What this task involves
Within the material below, filter for lines that hold the word "subtitle".

Entries provided
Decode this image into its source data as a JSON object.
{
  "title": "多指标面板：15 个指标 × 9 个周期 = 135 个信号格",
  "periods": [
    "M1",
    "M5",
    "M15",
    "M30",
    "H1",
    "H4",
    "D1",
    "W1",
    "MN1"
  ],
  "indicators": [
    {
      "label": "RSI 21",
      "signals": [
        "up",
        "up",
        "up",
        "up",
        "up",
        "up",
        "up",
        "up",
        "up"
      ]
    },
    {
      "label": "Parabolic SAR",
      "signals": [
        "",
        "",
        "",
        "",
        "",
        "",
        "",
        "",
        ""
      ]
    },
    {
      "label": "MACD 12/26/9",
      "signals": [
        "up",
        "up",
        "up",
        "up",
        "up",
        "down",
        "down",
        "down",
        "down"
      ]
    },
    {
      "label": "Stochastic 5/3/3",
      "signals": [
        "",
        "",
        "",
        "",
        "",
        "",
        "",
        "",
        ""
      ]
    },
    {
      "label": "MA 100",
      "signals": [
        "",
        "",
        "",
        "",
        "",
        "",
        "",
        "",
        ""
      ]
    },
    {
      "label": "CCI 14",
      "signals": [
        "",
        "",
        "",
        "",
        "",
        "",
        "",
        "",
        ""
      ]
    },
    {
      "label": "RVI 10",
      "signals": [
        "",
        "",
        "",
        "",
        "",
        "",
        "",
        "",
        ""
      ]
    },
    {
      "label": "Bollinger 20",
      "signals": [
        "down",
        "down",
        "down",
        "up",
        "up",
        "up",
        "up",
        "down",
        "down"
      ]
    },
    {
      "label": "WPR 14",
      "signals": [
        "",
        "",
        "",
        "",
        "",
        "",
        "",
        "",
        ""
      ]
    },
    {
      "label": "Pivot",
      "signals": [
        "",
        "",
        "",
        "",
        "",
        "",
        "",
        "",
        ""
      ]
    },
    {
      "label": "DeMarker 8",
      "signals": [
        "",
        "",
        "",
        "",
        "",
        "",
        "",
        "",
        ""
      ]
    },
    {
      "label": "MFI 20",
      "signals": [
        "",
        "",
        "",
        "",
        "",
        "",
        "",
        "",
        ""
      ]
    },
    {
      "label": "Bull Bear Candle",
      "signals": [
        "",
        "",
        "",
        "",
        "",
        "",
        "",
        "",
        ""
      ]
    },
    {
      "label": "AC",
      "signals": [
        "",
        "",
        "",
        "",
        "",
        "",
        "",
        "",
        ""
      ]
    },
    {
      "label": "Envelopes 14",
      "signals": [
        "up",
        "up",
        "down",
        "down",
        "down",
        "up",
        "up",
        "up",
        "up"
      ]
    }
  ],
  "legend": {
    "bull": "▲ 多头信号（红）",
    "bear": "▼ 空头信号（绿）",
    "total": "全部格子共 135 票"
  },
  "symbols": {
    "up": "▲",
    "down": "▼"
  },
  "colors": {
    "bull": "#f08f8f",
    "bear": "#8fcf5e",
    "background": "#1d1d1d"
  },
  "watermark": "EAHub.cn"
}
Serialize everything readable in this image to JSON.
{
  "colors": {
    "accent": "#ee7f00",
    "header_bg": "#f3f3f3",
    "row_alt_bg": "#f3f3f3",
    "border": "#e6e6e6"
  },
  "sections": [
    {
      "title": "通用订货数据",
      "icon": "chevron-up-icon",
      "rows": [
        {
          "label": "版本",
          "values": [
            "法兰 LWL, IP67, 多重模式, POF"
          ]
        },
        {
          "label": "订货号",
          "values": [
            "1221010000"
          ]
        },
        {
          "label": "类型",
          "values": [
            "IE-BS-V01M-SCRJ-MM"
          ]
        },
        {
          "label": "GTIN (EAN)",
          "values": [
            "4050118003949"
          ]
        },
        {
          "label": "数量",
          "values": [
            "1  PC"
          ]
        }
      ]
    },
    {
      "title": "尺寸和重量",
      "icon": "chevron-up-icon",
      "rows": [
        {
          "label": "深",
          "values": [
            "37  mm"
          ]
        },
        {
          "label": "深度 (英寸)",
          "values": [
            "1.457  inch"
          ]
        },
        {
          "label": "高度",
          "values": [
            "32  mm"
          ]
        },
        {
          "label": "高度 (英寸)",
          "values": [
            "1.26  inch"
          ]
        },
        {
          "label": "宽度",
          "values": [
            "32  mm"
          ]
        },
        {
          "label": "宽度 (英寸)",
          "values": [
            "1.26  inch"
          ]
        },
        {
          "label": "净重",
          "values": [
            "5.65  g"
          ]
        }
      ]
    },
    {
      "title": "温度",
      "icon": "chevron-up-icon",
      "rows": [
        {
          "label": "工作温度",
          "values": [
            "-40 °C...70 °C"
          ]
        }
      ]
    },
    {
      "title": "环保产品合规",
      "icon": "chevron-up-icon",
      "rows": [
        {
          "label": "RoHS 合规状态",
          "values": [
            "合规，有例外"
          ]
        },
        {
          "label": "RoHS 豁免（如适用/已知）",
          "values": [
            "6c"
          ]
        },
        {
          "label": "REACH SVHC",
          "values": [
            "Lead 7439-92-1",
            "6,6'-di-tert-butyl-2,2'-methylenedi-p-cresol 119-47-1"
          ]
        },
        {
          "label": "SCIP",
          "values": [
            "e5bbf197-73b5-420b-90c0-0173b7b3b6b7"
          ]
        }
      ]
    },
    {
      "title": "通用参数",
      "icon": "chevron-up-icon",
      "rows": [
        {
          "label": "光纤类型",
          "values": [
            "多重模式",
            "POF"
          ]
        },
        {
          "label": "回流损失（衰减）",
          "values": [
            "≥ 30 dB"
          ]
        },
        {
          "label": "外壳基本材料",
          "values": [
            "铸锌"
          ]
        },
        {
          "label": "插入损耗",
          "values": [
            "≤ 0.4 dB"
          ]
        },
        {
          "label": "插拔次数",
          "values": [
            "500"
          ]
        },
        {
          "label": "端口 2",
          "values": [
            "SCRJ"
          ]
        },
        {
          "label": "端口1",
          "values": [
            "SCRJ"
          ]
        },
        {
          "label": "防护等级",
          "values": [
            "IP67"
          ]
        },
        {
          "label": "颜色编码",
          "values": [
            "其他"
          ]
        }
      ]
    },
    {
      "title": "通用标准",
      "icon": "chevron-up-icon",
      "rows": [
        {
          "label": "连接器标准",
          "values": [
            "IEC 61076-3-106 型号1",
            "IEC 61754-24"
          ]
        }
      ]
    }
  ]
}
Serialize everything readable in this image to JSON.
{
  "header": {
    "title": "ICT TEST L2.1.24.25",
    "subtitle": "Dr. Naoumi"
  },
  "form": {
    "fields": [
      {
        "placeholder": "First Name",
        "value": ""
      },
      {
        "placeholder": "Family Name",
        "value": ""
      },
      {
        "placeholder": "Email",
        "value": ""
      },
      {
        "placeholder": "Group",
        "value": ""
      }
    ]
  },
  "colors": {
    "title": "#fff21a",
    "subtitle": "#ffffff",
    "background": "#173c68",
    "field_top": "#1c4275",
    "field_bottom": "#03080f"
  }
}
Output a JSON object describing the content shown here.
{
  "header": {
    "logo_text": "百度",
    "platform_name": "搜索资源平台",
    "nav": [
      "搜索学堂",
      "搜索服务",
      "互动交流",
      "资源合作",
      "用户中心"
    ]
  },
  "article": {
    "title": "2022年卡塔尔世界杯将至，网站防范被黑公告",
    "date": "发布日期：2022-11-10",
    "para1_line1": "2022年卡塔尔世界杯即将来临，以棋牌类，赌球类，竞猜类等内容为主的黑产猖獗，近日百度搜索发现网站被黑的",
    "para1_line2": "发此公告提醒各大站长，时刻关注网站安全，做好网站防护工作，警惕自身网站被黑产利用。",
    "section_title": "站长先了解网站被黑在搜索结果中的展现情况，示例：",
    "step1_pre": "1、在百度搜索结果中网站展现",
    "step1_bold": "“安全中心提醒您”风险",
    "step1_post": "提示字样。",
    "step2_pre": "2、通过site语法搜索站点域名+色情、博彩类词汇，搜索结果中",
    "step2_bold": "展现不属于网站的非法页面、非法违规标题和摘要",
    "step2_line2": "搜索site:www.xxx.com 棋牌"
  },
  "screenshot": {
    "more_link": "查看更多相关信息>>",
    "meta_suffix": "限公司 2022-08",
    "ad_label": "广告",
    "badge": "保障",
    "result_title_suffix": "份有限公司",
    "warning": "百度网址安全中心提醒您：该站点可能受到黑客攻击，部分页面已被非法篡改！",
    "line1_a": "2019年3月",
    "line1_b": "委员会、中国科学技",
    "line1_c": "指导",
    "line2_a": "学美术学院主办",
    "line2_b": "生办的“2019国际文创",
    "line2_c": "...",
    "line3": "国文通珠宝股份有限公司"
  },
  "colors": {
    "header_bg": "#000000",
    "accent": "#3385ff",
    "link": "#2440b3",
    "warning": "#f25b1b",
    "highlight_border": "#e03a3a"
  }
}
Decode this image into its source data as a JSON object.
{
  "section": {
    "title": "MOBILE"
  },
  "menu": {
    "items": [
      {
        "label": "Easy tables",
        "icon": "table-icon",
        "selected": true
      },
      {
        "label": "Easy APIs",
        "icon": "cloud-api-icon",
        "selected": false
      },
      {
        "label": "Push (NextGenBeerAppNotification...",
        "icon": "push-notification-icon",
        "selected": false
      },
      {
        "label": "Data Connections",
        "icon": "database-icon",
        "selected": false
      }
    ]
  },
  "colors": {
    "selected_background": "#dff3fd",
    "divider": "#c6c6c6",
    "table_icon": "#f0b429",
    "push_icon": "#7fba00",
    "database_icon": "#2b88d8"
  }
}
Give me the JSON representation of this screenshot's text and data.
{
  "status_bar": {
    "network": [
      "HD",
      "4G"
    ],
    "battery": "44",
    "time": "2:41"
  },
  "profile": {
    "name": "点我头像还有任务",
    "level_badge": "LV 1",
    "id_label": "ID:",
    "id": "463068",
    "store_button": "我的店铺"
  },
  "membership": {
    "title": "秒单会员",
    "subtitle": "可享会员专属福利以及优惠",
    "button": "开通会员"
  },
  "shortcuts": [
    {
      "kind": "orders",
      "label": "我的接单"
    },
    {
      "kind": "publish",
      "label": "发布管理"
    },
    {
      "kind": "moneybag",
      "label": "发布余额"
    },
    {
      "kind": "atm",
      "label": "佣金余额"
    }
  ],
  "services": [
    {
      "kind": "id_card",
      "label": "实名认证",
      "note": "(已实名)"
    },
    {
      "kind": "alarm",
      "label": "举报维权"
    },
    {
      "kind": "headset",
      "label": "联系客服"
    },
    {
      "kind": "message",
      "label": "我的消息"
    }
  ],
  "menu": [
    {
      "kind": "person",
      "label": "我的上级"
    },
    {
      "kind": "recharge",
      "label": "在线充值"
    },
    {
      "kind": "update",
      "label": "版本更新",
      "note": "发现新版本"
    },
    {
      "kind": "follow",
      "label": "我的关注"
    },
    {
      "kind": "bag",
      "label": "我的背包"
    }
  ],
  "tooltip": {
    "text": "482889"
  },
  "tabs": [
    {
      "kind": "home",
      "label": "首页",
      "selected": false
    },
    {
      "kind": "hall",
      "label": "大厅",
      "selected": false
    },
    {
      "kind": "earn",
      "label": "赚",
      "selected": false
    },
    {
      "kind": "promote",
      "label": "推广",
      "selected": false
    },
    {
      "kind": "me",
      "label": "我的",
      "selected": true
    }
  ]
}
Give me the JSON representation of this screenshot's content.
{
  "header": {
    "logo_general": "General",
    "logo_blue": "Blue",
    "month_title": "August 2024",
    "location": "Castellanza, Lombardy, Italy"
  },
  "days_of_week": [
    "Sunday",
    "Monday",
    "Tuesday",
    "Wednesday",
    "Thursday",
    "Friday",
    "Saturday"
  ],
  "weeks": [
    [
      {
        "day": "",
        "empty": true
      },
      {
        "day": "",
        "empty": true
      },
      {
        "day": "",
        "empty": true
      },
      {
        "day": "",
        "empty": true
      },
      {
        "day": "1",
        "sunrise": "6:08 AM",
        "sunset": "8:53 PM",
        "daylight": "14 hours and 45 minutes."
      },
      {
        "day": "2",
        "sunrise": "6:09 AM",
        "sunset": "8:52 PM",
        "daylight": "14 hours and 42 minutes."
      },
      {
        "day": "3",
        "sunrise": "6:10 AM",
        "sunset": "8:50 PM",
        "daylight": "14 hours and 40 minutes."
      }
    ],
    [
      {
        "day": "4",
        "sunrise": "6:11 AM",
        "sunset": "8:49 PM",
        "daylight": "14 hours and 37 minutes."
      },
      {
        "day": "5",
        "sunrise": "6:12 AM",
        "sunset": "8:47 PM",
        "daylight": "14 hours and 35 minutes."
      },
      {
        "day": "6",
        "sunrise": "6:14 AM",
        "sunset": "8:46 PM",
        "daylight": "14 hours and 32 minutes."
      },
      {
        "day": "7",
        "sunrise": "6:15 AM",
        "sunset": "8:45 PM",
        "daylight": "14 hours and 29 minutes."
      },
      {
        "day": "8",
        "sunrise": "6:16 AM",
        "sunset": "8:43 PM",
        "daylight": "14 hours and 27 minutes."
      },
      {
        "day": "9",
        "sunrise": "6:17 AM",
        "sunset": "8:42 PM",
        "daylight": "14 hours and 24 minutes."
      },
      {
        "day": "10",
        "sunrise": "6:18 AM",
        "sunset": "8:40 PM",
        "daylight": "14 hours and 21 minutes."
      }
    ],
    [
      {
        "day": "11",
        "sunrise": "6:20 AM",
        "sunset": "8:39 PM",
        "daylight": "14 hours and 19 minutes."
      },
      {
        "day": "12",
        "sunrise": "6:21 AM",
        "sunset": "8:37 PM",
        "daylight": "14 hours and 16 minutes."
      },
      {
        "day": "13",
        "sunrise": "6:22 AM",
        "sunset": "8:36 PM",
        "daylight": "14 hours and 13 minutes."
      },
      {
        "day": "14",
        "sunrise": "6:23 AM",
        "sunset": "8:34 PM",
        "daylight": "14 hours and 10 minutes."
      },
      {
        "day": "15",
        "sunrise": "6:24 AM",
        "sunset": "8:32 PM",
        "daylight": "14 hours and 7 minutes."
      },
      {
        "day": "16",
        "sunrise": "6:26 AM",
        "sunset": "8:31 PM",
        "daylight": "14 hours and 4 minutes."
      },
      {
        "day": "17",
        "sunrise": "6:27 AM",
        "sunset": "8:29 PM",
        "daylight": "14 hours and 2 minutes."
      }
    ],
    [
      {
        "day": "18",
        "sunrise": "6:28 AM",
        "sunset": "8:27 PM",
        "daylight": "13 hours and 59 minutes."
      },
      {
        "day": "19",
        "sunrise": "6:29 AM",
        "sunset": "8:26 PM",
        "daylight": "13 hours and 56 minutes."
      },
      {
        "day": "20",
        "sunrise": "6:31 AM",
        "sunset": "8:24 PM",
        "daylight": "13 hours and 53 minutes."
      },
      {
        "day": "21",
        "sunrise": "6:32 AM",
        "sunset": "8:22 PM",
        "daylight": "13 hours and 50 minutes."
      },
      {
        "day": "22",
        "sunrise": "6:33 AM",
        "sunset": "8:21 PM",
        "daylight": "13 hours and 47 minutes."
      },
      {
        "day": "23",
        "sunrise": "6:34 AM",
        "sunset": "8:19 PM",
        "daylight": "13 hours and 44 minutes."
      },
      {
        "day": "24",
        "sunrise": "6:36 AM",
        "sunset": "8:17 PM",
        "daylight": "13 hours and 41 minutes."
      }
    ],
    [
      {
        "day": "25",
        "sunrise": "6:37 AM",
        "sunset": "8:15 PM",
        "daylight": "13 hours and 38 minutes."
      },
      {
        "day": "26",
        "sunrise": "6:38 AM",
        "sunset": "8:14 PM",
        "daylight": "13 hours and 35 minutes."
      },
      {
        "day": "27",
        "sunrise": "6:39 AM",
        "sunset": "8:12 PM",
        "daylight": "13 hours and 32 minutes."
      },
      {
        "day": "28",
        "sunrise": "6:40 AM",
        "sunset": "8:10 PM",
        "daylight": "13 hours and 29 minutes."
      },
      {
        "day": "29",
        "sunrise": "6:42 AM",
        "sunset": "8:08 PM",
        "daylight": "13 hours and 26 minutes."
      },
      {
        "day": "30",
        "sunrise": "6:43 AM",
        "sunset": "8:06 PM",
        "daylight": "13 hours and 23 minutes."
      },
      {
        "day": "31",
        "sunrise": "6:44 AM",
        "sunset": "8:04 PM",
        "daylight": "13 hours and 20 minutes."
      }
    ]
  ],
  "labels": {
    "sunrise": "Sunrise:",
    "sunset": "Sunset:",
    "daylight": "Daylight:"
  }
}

Task solution
    "subtitle": "Dr. Naoumi"
    "subtitle": "#ffffff",
    "subtitle": "可享会员专属福利以及优惠",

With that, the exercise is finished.